**DATA RECORDS**
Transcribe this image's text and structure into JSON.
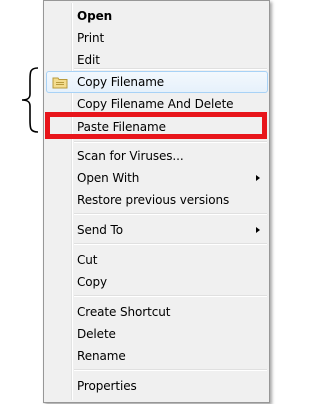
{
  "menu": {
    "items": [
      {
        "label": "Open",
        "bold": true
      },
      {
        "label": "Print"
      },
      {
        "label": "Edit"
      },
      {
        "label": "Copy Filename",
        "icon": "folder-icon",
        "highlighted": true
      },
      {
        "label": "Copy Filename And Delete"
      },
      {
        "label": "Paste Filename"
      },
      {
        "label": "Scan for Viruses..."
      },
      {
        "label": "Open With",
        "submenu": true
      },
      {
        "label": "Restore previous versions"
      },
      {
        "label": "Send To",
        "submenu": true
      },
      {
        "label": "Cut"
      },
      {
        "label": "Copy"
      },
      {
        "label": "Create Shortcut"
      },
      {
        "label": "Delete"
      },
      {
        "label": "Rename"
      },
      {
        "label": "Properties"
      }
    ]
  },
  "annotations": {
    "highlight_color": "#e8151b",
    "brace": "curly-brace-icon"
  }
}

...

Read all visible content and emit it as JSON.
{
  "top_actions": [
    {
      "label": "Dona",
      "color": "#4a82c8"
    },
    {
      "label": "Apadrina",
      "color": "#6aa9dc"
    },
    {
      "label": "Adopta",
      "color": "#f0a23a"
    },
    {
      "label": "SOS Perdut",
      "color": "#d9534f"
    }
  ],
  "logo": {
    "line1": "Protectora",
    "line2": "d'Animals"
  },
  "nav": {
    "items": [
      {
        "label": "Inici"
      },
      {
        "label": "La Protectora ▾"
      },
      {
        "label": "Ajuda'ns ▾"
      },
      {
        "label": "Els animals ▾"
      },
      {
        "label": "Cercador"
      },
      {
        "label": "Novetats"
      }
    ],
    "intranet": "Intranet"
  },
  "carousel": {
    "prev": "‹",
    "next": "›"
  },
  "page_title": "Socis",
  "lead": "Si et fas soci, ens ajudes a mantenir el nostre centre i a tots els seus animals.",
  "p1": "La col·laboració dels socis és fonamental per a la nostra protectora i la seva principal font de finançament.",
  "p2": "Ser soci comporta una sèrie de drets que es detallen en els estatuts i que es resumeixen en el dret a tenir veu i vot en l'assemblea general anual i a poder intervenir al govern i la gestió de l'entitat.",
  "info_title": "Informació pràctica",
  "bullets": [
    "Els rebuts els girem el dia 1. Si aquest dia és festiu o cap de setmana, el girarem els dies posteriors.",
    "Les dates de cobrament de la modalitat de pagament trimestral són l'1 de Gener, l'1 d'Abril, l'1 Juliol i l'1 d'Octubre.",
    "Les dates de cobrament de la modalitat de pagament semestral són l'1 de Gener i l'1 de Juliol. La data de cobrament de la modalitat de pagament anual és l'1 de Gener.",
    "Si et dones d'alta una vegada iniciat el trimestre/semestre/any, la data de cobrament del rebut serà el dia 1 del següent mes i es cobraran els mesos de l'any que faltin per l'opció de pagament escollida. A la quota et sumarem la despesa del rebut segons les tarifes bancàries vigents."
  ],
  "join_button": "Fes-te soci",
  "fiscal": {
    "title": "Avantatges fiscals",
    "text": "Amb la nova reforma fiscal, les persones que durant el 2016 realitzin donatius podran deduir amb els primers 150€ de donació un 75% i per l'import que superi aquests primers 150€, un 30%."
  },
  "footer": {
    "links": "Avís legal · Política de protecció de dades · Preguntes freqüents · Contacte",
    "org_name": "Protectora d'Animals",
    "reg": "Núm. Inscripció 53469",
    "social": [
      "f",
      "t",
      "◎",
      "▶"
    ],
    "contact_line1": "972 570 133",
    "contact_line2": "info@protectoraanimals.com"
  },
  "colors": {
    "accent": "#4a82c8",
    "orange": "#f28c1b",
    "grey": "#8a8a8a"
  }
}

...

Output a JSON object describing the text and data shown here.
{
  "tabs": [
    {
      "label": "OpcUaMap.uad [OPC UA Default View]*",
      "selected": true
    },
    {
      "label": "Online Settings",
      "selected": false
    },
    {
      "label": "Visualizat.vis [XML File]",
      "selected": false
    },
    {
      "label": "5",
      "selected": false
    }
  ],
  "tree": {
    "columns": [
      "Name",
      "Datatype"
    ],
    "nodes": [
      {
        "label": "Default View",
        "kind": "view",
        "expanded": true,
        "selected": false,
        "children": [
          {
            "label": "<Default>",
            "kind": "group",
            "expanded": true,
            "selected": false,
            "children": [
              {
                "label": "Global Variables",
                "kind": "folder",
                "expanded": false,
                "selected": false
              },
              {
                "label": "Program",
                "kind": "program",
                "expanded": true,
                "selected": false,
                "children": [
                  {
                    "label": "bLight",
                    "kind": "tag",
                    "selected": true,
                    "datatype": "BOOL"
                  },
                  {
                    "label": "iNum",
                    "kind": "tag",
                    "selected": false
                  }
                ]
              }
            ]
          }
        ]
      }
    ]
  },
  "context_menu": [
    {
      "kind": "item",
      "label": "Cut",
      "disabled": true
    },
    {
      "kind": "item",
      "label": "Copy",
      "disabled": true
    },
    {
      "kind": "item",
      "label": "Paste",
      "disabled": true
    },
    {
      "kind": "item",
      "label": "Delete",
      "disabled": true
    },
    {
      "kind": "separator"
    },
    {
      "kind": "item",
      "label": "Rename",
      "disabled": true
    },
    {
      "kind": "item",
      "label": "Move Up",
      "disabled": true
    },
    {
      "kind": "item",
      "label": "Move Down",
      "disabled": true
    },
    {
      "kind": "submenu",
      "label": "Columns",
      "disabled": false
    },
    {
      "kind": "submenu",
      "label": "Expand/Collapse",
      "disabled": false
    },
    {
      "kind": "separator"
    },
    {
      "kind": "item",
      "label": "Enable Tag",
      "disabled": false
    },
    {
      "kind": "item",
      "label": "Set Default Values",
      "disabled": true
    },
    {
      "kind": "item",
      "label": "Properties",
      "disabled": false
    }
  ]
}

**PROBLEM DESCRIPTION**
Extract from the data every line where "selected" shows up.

**YOUR SOLUTION**
      "selected": true
      "selected": false
      "selected": false
      "selected": false
        "selected": false,
            "selected": false,
                "selected": false
                "selected": false,
                    "selected": true,
                    "selected": false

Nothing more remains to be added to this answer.